Botulinum toxin type A inhibits sensory neuropeptide release in rat bladder models of acute injury and chronic inflammation
Article first published online: 3 JAN 2008
Volume 101, Issue 3, pages 366–370, February 2008
How to Cite
Lucioni, A., Bales, G. T., Lotan, T. L., McGehee, D. S., Cook, S. P. and Rapp, D. E. (2008), Botulinum toxin type A inhibits sensory neuropeptide release in rat bladder models of acute injury and chronic inflammation. BJU International, 101: 366–370. doi: 10.1111/j.1464-410X.2007.07312.x

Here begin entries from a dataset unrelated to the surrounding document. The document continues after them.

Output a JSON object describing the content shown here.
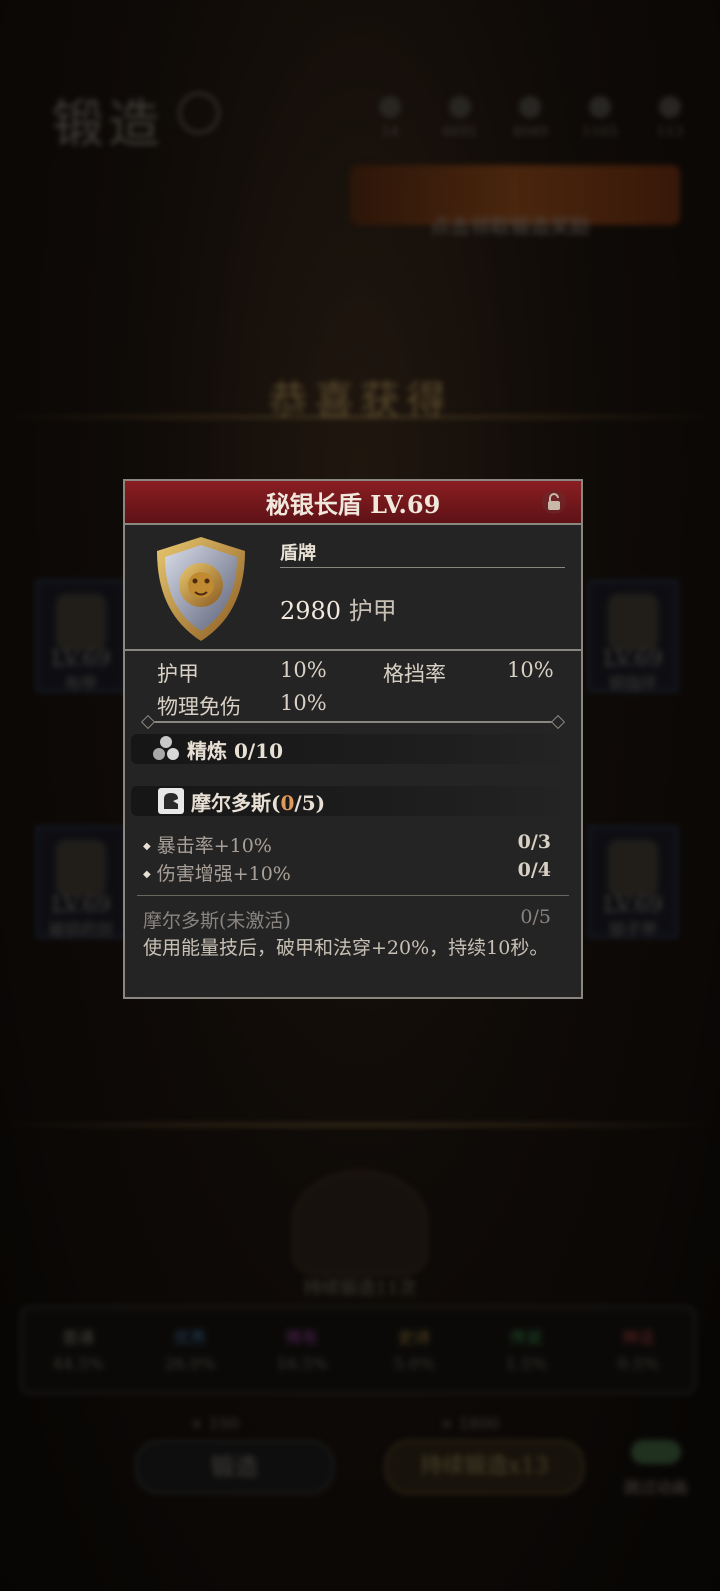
{
  "background": {
    "screen_title": "锻造",
    "resources": [
      "14",
      "6691",
      "4049",
      "1165",
      "113"
    ],
    "banner_text": "点击领取锻造奖励",
    "congrats_text": "恭喜获得",
    "left_slots": [
      {
        "level": "LV.69",
        "name": "布甲"
      },
      {
        "level": "LV.69",
        "name": "破损的剑"
      }
    ],
    "right_slots": [
      {
        "level": "LV.69",
        "name": "铜指环"
      },
      {
        "level": "LV.69",
        "name": "锁子甲"
      }
    ],
    "forge_count": "持续锻造11次",
    "rarities": [
      {
        "name": "普通",
        "pct": "44.5%",
        "color": "#7a746c"
      },
      {
        "name": "优秀",
        "pct": "26.0%",
        "color": "#3a6a9a"
      },
      {
        "name": "稀有",
        "pct": "16.5%",
        "color": "#8a3a8a"
      },
      {
        "name": "史诗",
        "pct": "5.0%",
        "color": "#9a7a3a"
      },
      {
        "name": "传说",
        "pct": "1.5%",
        "color": "#3a8a4a"
      },
      {
        "name": "神话",
        "pct": "0.5%",
        "color": "#9a3a3a"
      }
    ],
    "forge_cost": "× 100",
    "forge_button": "锻造",
    "continuous_cost": "× 1800",
    "continuous_button": "持续锻造x13",
    "skip_label": "跳过动画"
  },
  "item": {
    "title": "秘银长盾 LV.69",
    "type": "盾牌",
    "main_value": "2980",
    "main_unit": "护甲",
    "stats": [
      {
        "label": "护甲",
        "value": "10%"
      },
      {
        "label": "格挡率",
        "value": "10%"
      },
      {
        "label": "物理免伤",
        "value": "10%"
      }
    ],
    "refine_label": "精炼 0/10",
    "set_name": "摩尔多斯(",
    "set_count_current": "0",
    "set_count_suffix": "/5)",
    "set_bonuses": [
      {
        "label": "暴击率+10%",
        "value": "0/3"
      },
      {
        "label": "伤害增强+10%",
        "value": "0/4"
      }
    ],
    "set_effect_title": "摩尔多斯(未激活)",
    "set_effect_progress": "0/5",
    "set_effect_desc": "使用能量技后，破甲和法穿+20%，持续10秒。"
  },
  "colors": {
    "header_red": "#8a1e22",
    "highlight_orange": "#e09a5a",
    "panel_bg": "#252424"
  },
  "icons": [
    "shield-icon",
    "lock-icon",
    "refine-icon",
    "set-icon",
    "clock-icon"
  ]
}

- Issue published online: 3 JAN 2008
- Article first published online: 3 JAN 2008
- Accepted for publication 6 July 2007
- botulinum toxin;
- interstitial cystitis

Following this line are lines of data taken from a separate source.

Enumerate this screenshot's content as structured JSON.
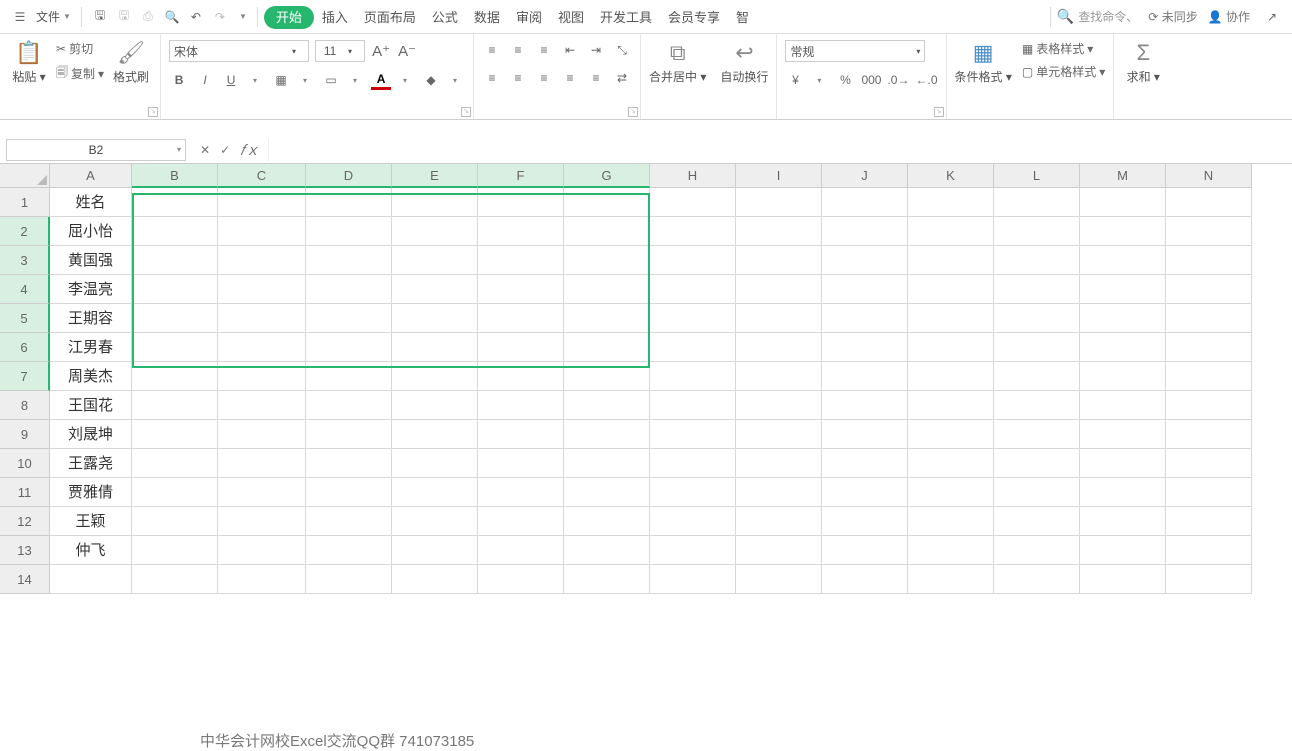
{
  "topbar": {
    "file": "文件",
    "tabs": [
      "开始",
      "插入",
      "页面布局",
      "公式",
      "数据",
      "审阅",
      "视图",
      "开发工具",
      "会员专享",
      "智"
    ],
    "active_tab": 0,
    "search_placeholder": "查找命令、",
    "sync": "未同步",
    "collab": "协作"
  },
  "ribbon": {
    "paste": "粘贴",
    "cut": "剪切",
    "copy": "复制",
    "brush": "格式刷",
    "font_name": "宋体",
    "font_size": "11",
    "merge": "合并居中",
    "wrap": "自动换行",
    "num_format": "常规",
    "cond": "条件格式",
    "table_style": "表格样式",
    "cell_style": "单元格样式",
    "sum": "求和"
  },
  "name_box": "B2",
  "columns": [
    "A",
    "B",
    "C",
    "D",
    "E",
    "F",
    "G",
    "H",
    "I",
    "J",
    "K",
    "L",
    "M",
    "N"
  ],
  "sel_cols": [
    "B",
    "C",
    "D",
    "E",
    "F",
    "G"
  ],
  "rows": [
    {
      "n": 1,
      "a": "姓名"
    },
    {
      "n": 2,
      "a": "屈小怡",
      "sel": true
    },
    {
      "n": 3,
      "a": "黄国强",
      "sel": true
    },
    {
      "n": 4,
      "a": "李温亮",
      "sel": true
    },
    {
      "n": 5,
      "a": "王期容",
      "sel": true
    },
    {
      "n": 6,
      "a": "江男春",
      "sel": true
    },
    {
      "n": 7,
      "a": "周美杰",
      "sel": true
    },
    {
      "n": 8,
      "a": "王国花"
    },
    {
      "n": 9,
      "a": "刘晟坤"
    },
    {
      "n": 10,
      "a": "王露尧"
    },
    {
      "n": 11,
      "a": "贾雅倩"
    },
    {
      "n": 12,
      "a": "王颖"
    },
    {
      "n": 13,
      "a": "仲飞"
    },
    {
      "n": 14,
      "a": ""
    }
  ],
  "watermark": "中华会计网校Excel交流QQ群  741073185"
}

To determine the effect of botulinum toxin type A (BTX-A) on the release of the neuropeptides substance P (SP) and calcitonin gene-related peptide (CGRP) from isolated bladder preparations after acute injury with HCl and the induction of cyclophosphamide (CYP)-induced cystitis, as neurogenic inflammation has been increasingly identified in urological disorders such as interstitial cystitis.
MATERIALS AND METHODS

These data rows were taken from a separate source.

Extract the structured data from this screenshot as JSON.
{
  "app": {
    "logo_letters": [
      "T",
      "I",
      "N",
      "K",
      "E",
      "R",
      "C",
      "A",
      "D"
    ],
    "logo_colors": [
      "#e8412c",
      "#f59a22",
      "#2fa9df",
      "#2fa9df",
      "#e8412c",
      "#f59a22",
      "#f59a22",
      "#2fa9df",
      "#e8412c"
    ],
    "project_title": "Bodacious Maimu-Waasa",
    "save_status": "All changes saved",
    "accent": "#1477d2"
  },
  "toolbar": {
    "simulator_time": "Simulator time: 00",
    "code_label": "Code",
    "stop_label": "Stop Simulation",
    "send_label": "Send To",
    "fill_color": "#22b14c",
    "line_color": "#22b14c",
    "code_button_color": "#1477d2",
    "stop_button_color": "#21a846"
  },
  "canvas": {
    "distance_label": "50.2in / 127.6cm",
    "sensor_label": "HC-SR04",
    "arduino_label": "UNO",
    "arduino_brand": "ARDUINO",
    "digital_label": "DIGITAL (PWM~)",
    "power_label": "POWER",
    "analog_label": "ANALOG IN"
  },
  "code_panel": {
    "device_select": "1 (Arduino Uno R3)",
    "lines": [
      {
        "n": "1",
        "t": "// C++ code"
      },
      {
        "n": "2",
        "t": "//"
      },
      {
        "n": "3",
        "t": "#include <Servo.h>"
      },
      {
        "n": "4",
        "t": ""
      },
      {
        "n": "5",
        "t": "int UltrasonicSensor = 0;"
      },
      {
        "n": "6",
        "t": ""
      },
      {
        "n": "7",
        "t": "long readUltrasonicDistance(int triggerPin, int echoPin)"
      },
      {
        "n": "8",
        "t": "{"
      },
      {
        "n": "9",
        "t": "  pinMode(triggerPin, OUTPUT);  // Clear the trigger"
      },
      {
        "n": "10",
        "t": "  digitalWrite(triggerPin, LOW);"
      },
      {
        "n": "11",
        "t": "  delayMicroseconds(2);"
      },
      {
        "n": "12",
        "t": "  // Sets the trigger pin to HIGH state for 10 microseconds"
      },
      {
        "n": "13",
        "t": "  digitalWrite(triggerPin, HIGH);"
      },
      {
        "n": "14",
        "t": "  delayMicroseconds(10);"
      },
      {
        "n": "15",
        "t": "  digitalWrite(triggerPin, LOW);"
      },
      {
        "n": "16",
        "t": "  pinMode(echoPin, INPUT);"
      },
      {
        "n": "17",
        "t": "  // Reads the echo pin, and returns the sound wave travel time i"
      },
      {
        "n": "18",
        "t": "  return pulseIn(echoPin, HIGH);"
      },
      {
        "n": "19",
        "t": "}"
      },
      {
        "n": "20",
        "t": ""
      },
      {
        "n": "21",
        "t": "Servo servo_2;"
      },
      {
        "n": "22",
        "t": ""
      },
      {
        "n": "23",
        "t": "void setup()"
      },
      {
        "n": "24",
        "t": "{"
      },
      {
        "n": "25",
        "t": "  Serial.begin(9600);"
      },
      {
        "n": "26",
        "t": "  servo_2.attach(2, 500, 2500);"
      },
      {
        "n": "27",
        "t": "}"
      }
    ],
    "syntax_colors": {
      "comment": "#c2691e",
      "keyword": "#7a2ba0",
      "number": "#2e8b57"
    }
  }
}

Adult rats had either an intraperitoneal injection with CYP or saline over a 10-day period to induce chronic bladder inflammation, after which the bladder was harvested, or normal bladder explants were injured acutely with incubation (20 s) in HCl (0.4 m). To measure the effect of BTX-A on the release of neurotransmitters, harvested bladders were incubated in an organ bath containing BTX-A (10 U) or vehicle. Bladders were transferred to a subsequent bath (physiological saline) and incubated for 15 min, and the bathing medium analysed to measure neurotransmitter release, as determined by radioimmunoassay. Bladder specimens from sham treatment, controls and experimental rats were compared histologically.
Acute injury with HCl caused a significantly greater release of both CGRP and SP release (1235 and 1655 pg/g, respectively) than in controls (183 and 449 pg/g, respectively; P < 0.001). This increase in neurotransmitter release was partly inhibited by exposure to BTX-A (870 and 1033 pg/g (P < 0.05 and <0.01). CYP-induced chronic inflammation caused significantly greater release of SP than in the controls (1060 and 605 pg/g, respectively; P < 0.005). Exposure to BTX-A partly inhibited the release of SP after CYP-induced cystitis (709 pg/g, P < 0.05).
The application of BTX-A inhibits the release of sensory neurotransmitters from isolated bladder preparations in rat bladder models of both acute injury and chronic inflammation, suggesting a potential clinical benefit of BTX-A in the treatment of neurogenic inflammation.